This contact tracing feature of the app has been criticised by a section of the people for possible intrusion in privacy. However, the survey data reveal that the majority of the people don’t subscribe to the privacy concern and want it to become comprehensive and more stringent.
Over two-third people are in the favour of widening the scope of Aarogya Setu app to include several other health related services (Fig: 4). 73 percent voted in favour of making Aarogya Setu a comprehensive national health app (Fig: 5). A similar number voted in favour of including Health Insurance Integration with the app (Fig: 6). A marginal 18 percent said that it should not be made a comprehensive National Health app while 10 percent were undecided (Fig: 5).
Several additional services can be provided through Aarogya Setu app. 86 percent people feel that the app should help them in selecting nearest health service providers. Only 8 percent disagreed with this idea, while the rest 6 percent remained undecided (Fig: 7).
There are overwhelming support for also including the services like health insurance and telemedicine in Aarogya Set app. 72 percent people feel that the scope of Aarogya Setu should be widened to include health insurance integration. 18 percent didn’t agree with this idea while 10 percent remained undecided (Fig: 6). On the question of including telemedicine in Aarogya Setu 68 percent said yes, while 18 percent said no. 14 percent opted for can’t say (Fig: 4).
When asked whether the scope of Aarogya Setu should be widened to include Electronic Health Records, 73 percent said yes; 18 percent said no; while 9 percent opted for can’t say (Fig: 8).
The app was introduced during the lockdown. It is expected to be very useful in enabling safe opening of the economic activities particularly for MSMEs in semi-urban and rural areas. The government has allowed partial opening of economic activities in selected locations with stringent norms. Aarogya Setu is expected to play a very important role in ensuring safety at the workplace.

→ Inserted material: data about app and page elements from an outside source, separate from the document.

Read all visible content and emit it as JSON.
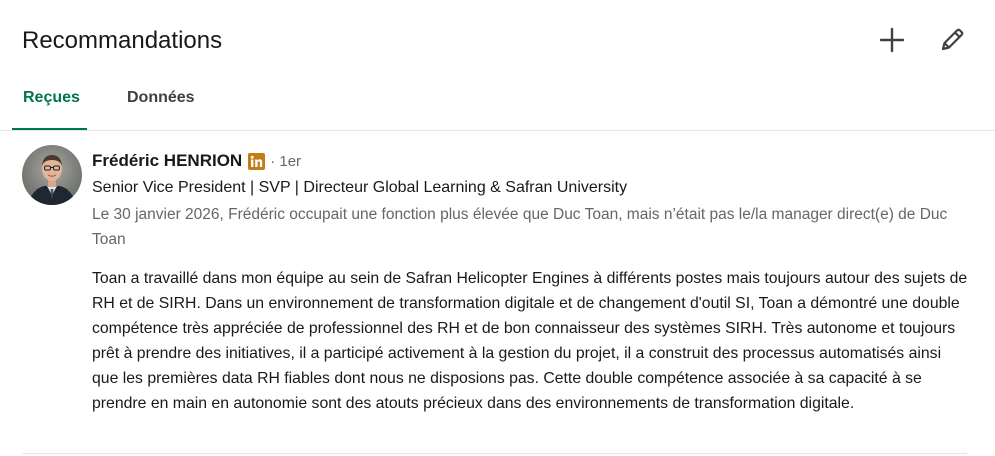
{
  "header": {
    "title": "Recommandations",
    "add_icon": "plus-icon",
    "edit_icon": "pencil-icon"
  },
  "tabs": [
    {
      "label": "Reçues",
      "active": true
    },
    {
      "label": "Données",
      "active": false
    }
  ],
  "recommendation": {
    "name": "Frédéric HENRION",
    "badge_icon": "linkedin-icon",
    "degree": "· 1er",
    "headline": "Senior Vice President | SVP | Directeur Global Learning & Safran University",
    "context": "Le 30 janvier 2026, Frédéric occupait une fonction plus élevée que Duc Toan, mais n’était pas le/la manager direct(e) de Duc Toan",
    "text": "Toan a travaillé dans mon équipe au sein de Safran Helicopter Engines à différents postes mais toujours autour des sujets de RH et de SIRH. Dans un environnement de transformation digitale et de changement d'outil SI, Toan a démontré une double compétence très appréciée de professionnel des RH et de bon connaisseur des systèmes SIRH. Très autonome et toujours prêt à prendre des initiatives, il a participé activement à la gestion du projet, il a construit des processus automatisés ainsi que les premières data RH fiables dont nous ne disposions pas. Cette double compétence associée à sa capacité à se prendre en main en autonomie sont des atouts précieux dans des environnements de transformation digitale."
  },
  "colors": {
    "accent": "#01754f",
    "badge": "#c37d16",
    "text": "#191919",
    "muted": "#666666"
  }
}
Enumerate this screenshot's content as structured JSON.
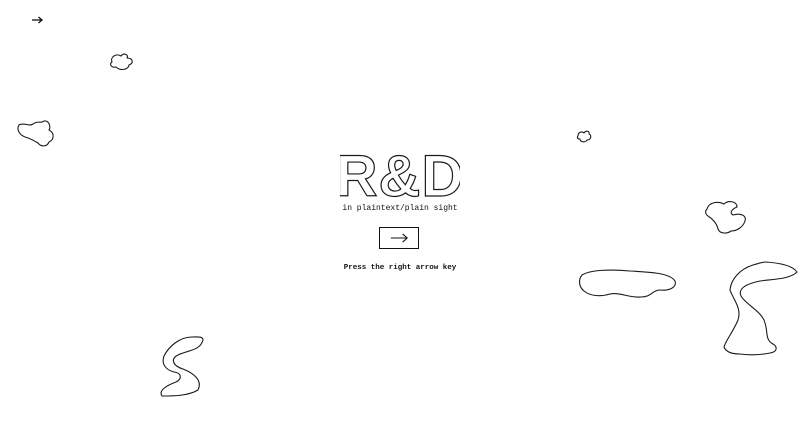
{
  "page": {
    "title": "R&D",
    "subtitle": "in plaintext/plain sight",
    "hint": "Press the right arrow key"
  },
  "controls": {
    "next_icon": "right-arrow-icon",
    "corner_icon": "right-arrow-icon"
  },
  "colors": {
    "background": "#ffffff",
    "ink": "#1a1a1a"
  }
}
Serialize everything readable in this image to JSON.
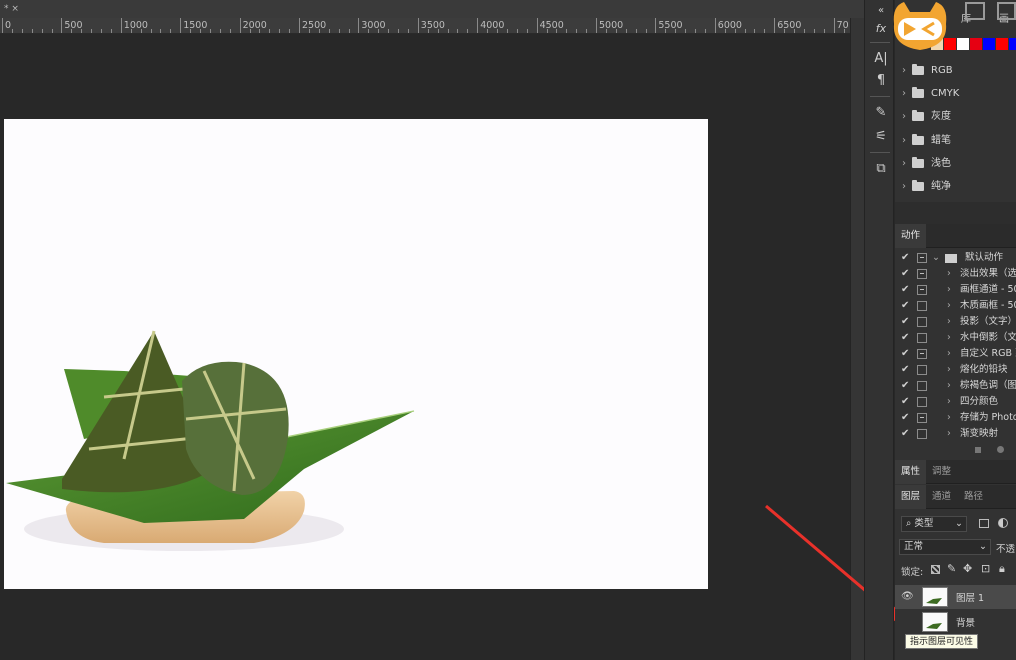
{
  "document_tab": {
    "label": "* ×"
  },
  "ruler": {
    "ticks": [
      "0",
      "500",
      "1000",
      "1500",
      "2000",
      "2500",
      "3000",
      "3500",
      "4000",
      "4500",
      "5000",
      "5500",
      "6000",
      "6500",
      "70"
    ]
  },
  "swatches": [
    "#f0d7b0",
    "#ff0000",
    "#ffffff",
    "#e60012",
    "#0000ff",
    "#ff0000",
    "#0000ff"
  ],
  "swatch_folders": [
    "RGB",
    "CMYK",
    "灰度",
    "蜡笔",
    "浅色",
    "纯净"
  ],
  "actions_panel": {
    "tab": "动作",
    "set_name": "默认动作",
    "items": [
      {
        "label": "淡出效果（选",
        "checked": true,
        "dialog": true
      },
      {
        "label": "画框通道 - 50",
        "checked": true,
        "dialog": true
      },
      {
        "label": "木质画框 - 50",
        "checked": true,
        "dialog": false
      },
      {
        "label": "投影（文字）",
        "checked": true,
        "dialog": false
      },
      {
        "label": "水中倒影（文",
        "checked": true,
        "dialog": false
      },
      {
        "label": "自定义 RGB 到",
        "checked": true,
        "dialog": true
      },
      {
        "label": "熔化的铅块",
        "checked": true,
        "dialog": false
      },
      {
        "label": "棕褐色调（图",
        "checked": true,
        "dialog": false
      },
      {
        "label": "四分颜色",
        "checked": true,
        "dialog": false
      },
      {
        "label": "存储为 Photo",
        "checked": true,
        "dialog": true
      },
      {
        "label": "渐变映射",
        "checked": true,
        "dialog": false
      }
    ]
  },
  "properties_tabs": [
    "属性",
    "调整"
  ],
  "layers_tabs": [
    "图层",
    "通道",
    "路径"
  ],
  "layers_panel": {
    "filter_kind": "类型",
    "blend_mode": "正常",
    "opacity_label": "不透",
    "lock_label": "锁定:",
    "layers": [
      {
        "name": "图层 1",
        "visible": true,
        "selected": true
      },
      {
        "name": "背景",
        "visible": false,
        "selected": false
      }
    ]
  },
  "tooltip": "指示图层可见性",
  "top_right_labels": [
    "库",
    "画"
  ]
}
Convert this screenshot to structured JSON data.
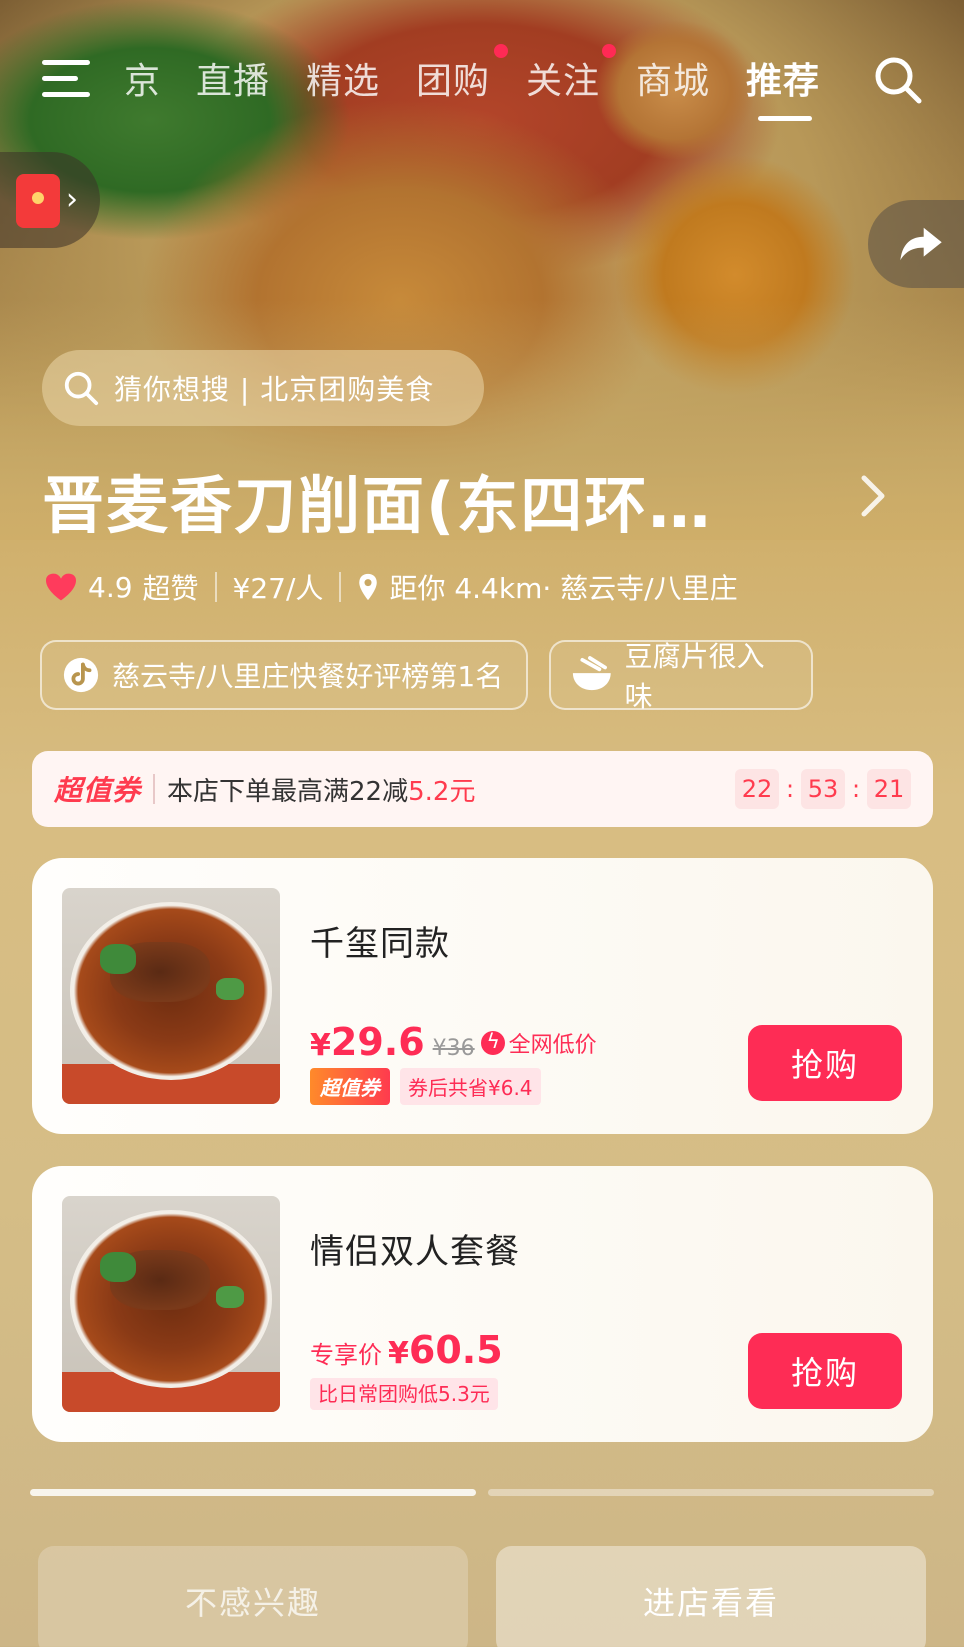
{
  "nav": {
    "tabs": [
      {
        "label": "京"
      },
      {
        "label": "直播"
      },
      {
        "label": "精选"
      },
      {
        "label": "团购"
      },
      {
        "label": "关注"
      },
      {
        "label": "商城"
      },
      {
        "label": "推荐"
      }
    ],
    "active_tab": "推荐"
  },
  "search_suggestion": "猜你想搜 | 北京团购美食",
  "shop": {
    "title": "晋麦香刀削面(东四环…",
    "rating": "4.9",
    "rating_label": "超赞",
    "per_person": "¥27/人",
    "distance": "距你 4.4km· 慈云寺/八里庄"
  },
  "tags": [
    {
      "text": "慈云寺/八里庄快餐好评榜第1名",
      "icon": "ranking-icon"
    },
    {
      "text": "豆腐片很入味",
      "icon": "bowl-icon"
    }
  ],
  "coupon": {
    "logo": "超值券",
    "text_prefix": "本店下单最高满22减",
    "text_highlight": "5.2元",
    "timer": {
      "h": "22",
      "m": "53",
      "s": "21"
    }
  },
  "products": [
    {
      "name": "千玺同款",
      "currency": "¥",
      "price": "29.6",
      "original_price": "¥36",
      "low_price_label": "全网低价",
      "badge": "超值券",
      "saving": "券后共省¥6.4",
      "buy_label": "抢购"
    },
    {
      "name": "情侣双人套餐",
      "exclusive_label": "专享价",
      "currency": "¥",
      "price": "60.5",
      "saving": "比日常团购低5.3元",
      "buy_label": "抢购"
    }
  ],
  "actions": {
    "uninterested": "不感兴趣",
    "enter_shop": "进店看看"
  },
  "colors": {
    "accent": "#fe2c55",
    "background": "#cfae69"
  }
}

72 percent of the respondents said that the government should monitor workplace safety through Aarogya Setu app. 14 percent disagreed with this idea, while the rest 14 percent remained undecided (Fig: 9). Majority 80 percent feel that it would be challenging to implement the directives on workplace safety on COVID-19. Only 15 percent don’t find it challenging and 5 percent remained undecided (Fig: 10).